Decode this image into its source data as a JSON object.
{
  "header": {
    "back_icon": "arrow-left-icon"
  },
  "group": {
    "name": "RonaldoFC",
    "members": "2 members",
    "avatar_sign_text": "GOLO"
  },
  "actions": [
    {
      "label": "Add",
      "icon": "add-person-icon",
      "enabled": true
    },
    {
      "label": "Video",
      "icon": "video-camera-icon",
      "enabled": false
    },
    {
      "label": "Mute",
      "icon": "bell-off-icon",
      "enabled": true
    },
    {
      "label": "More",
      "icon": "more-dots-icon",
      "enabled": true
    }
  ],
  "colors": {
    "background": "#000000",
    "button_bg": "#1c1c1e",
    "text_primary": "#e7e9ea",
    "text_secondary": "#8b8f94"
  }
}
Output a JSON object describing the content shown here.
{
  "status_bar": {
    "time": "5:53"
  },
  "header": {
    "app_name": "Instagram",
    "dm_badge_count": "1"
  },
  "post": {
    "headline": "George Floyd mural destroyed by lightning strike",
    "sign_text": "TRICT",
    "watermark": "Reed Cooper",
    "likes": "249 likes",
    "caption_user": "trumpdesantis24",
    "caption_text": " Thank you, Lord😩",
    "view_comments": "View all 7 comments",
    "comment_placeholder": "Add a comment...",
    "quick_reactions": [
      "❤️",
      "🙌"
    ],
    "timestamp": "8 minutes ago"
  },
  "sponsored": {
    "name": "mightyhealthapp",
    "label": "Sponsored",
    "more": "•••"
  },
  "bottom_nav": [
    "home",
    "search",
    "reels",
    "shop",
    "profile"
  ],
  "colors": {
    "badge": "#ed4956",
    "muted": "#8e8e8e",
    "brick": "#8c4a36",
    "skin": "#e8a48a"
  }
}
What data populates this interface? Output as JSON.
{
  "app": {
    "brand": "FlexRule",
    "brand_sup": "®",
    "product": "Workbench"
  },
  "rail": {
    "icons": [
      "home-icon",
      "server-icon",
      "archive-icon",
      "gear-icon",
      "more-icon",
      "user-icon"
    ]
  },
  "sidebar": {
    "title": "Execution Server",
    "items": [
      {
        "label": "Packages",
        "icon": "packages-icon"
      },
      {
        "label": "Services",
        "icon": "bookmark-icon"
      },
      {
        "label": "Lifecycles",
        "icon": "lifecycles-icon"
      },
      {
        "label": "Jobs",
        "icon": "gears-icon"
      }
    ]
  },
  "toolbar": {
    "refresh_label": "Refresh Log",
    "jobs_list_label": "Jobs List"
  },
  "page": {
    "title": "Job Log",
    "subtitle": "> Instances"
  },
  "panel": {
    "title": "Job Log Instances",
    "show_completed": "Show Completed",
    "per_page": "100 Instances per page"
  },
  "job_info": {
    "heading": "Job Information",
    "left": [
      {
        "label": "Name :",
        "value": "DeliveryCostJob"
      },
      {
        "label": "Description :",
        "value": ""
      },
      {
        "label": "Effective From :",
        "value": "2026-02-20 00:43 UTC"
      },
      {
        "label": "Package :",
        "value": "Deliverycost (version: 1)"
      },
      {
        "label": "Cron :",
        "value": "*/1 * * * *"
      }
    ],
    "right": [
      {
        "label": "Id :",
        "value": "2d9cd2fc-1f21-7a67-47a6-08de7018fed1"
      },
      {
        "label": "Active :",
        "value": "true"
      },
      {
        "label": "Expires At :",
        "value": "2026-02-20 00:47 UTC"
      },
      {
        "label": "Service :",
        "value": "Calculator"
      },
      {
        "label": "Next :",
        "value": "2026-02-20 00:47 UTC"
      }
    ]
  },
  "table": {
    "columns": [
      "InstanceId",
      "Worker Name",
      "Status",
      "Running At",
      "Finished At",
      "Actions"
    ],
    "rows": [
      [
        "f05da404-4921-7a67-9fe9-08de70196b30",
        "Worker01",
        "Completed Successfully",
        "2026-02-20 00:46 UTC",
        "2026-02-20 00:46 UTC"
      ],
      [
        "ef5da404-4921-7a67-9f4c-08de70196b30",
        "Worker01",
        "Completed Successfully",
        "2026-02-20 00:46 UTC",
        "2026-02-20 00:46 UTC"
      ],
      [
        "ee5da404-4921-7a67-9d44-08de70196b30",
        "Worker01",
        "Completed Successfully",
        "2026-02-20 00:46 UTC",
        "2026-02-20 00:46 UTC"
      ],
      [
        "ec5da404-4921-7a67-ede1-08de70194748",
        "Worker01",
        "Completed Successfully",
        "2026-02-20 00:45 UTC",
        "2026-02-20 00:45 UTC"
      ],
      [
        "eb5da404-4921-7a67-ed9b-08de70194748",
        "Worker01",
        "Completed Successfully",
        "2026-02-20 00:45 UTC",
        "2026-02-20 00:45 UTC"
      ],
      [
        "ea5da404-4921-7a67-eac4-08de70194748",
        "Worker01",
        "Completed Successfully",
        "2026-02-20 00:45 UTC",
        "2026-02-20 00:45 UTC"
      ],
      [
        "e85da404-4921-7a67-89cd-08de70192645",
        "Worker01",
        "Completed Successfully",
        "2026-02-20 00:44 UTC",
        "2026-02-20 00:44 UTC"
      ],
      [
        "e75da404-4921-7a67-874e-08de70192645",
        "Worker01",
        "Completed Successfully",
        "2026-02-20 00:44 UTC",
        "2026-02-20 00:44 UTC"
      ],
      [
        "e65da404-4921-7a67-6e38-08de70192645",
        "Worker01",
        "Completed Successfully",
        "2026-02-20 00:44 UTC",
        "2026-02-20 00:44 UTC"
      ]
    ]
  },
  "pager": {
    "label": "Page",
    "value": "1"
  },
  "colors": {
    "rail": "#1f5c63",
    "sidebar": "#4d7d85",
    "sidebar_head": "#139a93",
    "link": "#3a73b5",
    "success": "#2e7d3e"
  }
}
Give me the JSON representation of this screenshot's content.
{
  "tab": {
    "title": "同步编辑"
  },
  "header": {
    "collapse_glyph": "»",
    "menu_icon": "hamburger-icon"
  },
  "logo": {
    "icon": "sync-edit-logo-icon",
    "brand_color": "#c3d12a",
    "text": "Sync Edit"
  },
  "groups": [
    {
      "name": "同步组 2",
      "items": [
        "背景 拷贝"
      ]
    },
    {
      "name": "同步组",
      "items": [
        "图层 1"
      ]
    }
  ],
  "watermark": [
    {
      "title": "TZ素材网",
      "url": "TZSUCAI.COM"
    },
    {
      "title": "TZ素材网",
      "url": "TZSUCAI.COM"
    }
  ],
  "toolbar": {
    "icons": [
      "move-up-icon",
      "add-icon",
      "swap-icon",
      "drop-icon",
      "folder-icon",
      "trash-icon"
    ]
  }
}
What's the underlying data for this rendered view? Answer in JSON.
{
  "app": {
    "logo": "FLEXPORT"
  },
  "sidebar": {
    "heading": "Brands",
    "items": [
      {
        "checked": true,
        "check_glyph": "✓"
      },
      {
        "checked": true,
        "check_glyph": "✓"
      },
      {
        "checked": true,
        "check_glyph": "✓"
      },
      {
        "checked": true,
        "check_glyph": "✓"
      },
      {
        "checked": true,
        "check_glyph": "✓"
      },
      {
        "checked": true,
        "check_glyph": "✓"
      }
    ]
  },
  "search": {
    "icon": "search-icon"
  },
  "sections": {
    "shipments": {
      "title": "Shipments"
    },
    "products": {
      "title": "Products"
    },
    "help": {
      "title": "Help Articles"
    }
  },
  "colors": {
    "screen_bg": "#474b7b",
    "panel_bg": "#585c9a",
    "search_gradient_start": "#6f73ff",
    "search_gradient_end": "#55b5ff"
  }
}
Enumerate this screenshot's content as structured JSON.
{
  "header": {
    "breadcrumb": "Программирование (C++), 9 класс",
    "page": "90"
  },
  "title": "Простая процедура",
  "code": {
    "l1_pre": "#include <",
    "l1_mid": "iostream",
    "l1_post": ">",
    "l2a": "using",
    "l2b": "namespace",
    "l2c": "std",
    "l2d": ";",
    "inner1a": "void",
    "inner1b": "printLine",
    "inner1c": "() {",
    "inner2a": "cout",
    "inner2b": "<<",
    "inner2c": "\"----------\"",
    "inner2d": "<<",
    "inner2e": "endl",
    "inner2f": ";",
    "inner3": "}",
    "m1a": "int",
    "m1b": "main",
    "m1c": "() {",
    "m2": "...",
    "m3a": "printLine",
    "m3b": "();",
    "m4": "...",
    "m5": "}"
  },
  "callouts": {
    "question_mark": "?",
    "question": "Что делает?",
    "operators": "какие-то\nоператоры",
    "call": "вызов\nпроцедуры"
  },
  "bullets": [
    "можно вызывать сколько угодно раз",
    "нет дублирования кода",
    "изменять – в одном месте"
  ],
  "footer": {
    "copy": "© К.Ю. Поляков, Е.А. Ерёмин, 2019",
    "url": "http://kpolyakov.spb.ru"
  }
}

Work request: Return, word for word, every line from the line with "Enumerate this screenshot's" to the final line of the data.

Written response:
Enumerate this screenshot's content as structured JSON.
{
  "header": {
    "breadcrumb": "Программирование (C++), 9 класс",
    "page": "90"
  },
  "title": "Простая процедура",
  "code": {
    "l1_pre": "#include <",
    "l1_mid": "iostream",
    "l1_post": ">",
    "l2a": "using",
    "l2b": "namespace",
    "l2c": "std",
    "l2d": ";",
    "inner1a": "void",
    "inner1b": "printLine",
    "inner1c": "() {",
    "inner2a": "cout",
    "inner2b": "<<",
    "inner2c": "\"----------\"",
    "inner2d": "<<",
    "inner2e": "endl",
    "inner2f": ";",
    "inner3": "}",
    "m1a": "int",
    "m1b": "main",
    "m1c": "() {",
    "m2": "...",
    "m3a": "printLine",
    "m3b": "();",
    "m4": "...",
    "m5": "}"
  },
  "callouts": {
    "question_mark": "?",
    "question": "Что делает?",
    "operators": "какие-то\nоператоры",
    "call": "вызов\nпроцедуры"
  },
  "bullets": [
    "можно вызывать сколько угодно раз",
    "нет дублирования кода",
    "изменять – в одном месте"
  ],
  "footer": {
    "copy": "© К.Ю. Поляков, Е.А. Ерёмин, 2019",
    "url": "http://kpolyakov.spb.ru"
  }
}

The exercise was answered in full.